Choosing to participate in a study is an important personal decision. Talk with your doctor and family members or friends about deciding to join a study. To learn more about this study, you or your doctor may contact the study research staff using the contacts provided below. For general information, Learn About Clinical Studies.
Ages Eligible for Study:
20 Years to 34 Years (Adult)
Sexes Eligible for Study:
Accepts Healthy Volunteers:
Enrollment criteria and follow-up criteria will be in two stages. Women will have to meet eligibility criteria to be enrolled for the study. Then, only those participants who meet the follow-up criteria will continue to be followed in the study until the end of their pregnancy. Those participants that do not meet the follow-up criteria will be withdrawn from the follow-up portion of the study.
ELIGIBILITY CRITERIA FOR ENROLLMENT
Aged 20-34 years
Plan to reside in the same (studied) village throughout participation in the study
Live in a village currently being studied
Have no previous pregnancy in the study
Have a positive spot pregnancy urine (hCG) test
ELIGIBILITY CRITERIA FOR FOLLOW-UP
Have two positive serum hCG tests at least one week apart, with the concentration of hCG in the second test being higher than that of the first, and who are still pregnant 4 weeks after the first blood test.
The first serum hCG test is positive and reports a pregnancy loss within the first 4 weeks after the first blood test. An Inexscreen urine pregnancy test confirms that the participant is no longer pregnant at the second clinic visit (1 week after the first blood test) or at the third clinic visit (4 weeks after the first blood test).
EXCLUSION CRITERIA FOR FOLLOW-UP

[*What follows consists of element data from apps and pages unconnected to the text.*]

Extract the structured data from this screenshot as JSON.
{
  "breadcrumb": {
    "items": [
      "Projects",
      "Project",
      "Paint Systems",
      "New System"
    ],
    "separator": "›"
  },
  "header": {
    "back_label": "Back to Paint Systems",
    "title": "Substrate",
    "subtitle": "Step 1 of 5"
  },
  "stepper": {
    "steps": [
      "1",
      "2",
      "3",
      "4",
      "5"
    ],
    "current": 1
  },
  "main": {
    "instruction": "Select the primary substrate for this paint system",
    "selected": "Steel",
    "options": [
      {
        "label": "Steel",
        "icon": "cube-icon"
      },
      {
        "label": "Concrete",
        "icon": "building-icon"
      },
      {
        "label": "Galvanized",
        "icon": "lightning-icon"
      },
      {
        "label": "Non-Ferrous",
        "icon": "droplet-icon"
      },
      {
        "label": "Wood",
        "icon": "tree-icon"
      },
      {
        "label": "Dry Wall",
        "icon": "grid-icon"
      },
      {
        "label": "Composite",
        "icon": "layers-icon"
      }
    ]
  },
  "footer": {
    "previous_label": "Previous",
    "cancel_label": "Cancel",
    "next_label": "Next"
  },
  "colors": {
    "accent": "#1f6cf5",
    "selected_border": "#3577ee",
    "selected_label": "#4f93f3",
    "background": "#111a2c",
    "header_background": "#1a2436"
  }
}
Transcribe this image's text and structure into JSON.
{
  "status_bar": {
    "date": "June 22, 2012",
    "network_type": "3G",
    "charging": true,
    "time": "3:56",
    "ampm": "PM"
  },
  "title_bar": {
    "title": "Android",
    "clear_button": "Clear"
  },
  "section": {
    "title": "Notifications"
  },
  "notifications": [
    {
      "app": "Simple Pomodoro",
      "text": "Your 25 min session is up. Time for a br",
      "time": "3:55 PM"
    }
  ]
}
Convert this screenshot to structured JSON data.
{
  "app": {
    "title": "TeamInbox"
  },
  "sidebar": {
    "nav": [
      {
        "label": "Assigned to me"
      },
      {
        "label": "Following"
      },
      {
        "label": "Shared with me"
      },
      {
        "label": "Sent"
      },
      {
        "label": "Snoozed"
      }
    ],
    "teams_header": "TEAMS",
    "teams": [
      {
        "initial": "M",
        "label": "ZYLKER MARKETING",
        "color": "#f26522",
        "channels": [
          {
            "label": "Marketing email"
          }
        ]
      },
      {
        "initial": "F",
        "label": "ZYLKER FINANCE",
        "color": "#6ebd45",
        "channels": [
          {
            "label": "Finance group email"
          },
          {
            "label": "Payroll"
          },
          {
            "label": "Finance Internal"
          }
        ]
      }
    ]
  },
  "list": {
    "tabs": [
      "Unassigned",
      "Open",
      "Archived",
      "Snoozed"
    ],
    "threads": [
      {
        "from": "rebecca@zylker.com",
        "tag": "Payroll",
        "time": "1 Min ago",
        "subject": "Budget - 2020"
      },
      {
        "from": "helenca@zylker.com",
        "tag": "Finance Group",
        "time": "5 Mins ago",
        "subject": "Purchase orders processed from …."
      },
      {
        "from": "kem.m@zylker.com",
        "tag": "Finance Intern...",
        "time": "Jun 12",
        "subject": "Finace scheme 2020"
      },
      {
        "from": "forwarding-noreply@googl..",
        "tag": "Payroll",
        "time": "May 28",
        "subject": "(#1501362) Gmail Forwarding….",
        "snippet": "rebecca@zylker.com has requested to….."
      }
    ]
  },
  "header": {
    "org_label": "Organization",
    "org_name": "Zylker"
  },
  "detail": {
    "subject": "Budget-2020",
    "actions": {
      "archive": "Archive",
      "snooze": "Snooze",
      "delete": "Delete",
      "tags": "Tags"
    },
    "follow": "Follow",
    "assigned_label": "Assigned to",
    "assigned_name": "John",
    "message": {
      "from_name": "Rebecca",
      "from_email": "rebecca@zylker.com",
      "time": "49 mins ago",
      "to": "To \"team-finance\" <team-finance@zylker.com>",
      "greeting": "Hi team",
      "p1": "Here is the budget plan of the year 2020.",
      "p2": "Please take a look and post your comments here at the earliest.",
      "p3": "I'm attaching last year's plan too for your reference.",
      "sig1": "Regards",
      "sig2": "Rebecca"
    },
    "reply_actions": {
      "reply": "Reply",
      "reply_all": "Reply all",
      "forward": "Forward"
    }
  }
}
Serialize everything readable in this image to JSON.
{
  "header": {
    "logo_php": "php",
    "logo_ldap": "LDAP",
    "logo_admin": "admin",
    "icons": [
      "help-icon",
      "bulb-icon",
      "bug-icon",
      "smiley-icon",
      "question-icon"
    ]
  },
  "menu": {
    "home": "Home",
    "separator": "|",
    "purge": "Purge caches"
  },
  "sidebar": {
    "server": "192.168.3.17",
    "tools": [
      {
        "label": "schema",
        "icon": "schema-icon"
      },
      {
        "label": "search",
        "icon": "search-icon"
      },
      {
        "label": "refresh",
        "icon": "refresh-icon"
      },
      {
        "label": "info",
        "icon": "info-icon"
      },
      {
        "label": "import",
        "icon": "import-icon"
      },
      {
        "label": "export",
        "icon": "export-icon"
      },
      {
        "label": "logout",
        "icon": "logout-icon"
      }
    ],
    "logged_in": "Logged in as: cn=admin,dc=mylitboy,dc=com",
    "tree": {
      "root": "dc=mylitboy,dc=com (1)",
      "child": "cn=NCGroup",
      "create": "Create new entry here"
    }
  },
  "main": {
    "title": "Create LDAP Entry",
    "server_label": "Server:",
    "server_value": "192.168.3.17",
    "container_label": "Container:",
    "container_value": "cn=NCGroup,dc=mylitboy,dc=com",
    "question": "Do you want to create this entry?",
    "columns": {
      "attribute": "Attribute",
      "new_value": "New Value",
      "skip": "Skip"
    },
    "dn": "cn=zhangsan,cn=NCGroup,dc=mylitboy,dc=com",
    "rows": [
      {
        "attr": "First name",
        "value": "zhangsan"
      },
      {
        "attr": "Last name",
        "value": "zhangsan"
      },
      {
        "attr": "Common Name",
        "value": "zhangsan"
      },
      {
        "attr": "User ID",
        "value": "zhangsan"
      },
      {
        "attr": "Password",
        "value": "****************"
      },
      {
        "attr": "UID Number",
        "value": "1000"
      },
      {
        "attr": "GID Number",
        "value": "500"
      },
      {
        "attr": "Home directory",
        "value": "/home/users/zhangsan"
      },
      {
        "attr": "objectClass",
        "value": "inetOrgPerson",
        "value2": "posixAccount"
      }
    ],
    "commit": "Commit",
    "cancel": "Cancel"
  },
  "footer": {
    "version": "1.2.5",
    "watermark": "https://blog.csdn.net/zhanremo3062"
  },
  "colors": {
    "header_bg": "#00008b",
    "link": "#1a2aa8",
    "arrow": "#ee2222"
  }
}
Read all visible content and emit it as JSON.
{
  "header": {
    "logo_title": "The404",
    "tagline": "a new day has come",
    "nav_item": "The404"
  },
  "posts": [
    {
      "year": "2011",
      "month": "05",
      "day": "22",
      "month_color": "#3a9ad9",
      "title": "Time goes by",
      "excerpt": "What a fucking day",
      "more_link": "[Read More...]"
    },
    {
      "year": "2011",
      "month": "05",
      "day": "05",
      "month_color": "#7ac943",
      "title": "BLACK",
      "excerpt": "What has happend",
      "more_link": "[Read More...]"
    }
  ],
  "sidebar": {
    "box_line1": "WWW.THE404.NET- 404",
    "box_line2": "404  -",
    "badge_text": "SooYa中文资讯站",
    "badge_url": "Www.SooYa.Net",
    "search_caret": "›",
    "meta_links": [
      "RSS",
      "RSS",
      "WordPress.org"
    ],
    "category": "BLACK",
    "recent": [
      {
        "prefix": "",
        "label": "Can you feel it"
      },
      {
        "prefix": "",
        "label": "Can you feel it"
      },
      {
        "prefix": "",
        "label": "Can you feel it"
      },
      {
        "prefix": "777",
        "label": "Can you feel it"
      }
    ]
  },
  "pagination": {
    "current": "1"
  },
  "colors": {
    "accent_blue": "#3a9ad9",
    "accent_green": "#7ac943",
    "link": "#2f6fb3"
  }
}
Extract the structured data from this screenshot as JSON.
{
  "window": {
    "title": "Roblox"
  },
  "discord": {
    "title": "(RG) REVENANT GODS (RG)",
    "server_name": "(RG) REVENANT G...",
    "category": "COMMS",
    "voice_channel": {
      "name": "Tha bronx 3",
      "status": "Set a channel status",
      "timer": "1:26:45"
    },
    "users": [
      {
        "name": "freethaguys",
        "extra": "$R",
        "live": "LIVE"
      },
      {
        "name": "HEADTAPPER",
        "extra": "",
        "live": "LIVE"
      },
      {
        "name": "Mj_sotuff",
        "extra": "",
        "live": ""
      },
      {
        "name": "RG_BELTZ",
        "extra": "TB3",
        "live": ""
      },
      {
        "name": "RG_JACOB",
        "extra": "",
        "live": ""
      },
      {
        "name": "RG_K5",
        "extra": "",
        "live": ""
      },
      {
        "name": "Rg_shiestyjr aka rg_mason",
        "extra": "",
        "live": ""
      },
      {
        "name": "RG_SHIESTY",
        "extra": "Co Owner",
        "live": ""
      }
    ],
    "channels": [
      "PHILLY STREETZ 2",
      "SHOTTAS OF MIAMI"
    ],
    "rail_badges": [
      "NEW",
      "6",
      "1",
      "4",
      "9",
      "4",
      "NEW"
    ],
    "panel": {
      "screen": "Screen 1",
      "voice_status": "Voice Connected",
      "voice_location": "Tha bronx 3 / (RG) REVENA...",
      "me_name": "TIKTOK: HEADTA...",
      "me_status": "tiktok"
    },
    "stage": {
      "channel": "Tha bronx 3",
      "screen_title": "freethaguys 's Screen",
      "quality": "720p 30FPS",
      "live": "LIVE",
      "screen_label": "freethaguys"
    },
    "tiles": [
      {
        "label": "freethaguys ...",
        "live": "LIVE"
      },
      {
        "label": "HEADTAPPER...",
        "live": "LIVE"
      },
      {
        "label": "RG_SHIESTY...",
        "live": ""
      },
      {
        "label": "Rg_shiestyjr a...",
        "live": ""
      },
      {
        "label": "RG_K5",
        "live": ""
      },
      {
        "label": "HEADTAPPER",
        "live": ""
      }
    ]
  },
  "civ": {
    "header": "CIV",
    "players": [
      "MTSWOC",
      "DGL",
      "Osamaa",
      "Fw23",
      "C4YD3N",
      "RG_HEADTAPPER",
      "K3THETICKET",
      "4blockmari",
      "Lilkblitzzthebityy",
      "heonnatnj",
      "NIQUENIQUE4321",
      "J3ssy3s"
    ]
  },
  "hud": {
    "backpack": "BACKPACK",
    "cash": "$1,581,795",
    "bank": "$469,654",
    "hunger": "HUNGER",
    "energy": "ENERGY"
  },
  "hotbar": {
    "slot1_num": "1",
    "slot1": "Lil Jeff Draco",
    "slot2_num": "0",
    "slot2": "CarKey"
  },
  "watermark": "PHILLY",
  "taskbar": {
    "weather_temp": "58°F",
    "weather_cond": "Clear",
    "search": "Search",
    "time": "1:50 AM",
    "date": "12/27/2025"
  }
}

1. Have two positive serum hCG tests at least one week apart, with the concentration of hCG in the second test being equal or lower than that of the first, and are still pregnant 4 weeks after the first blood test.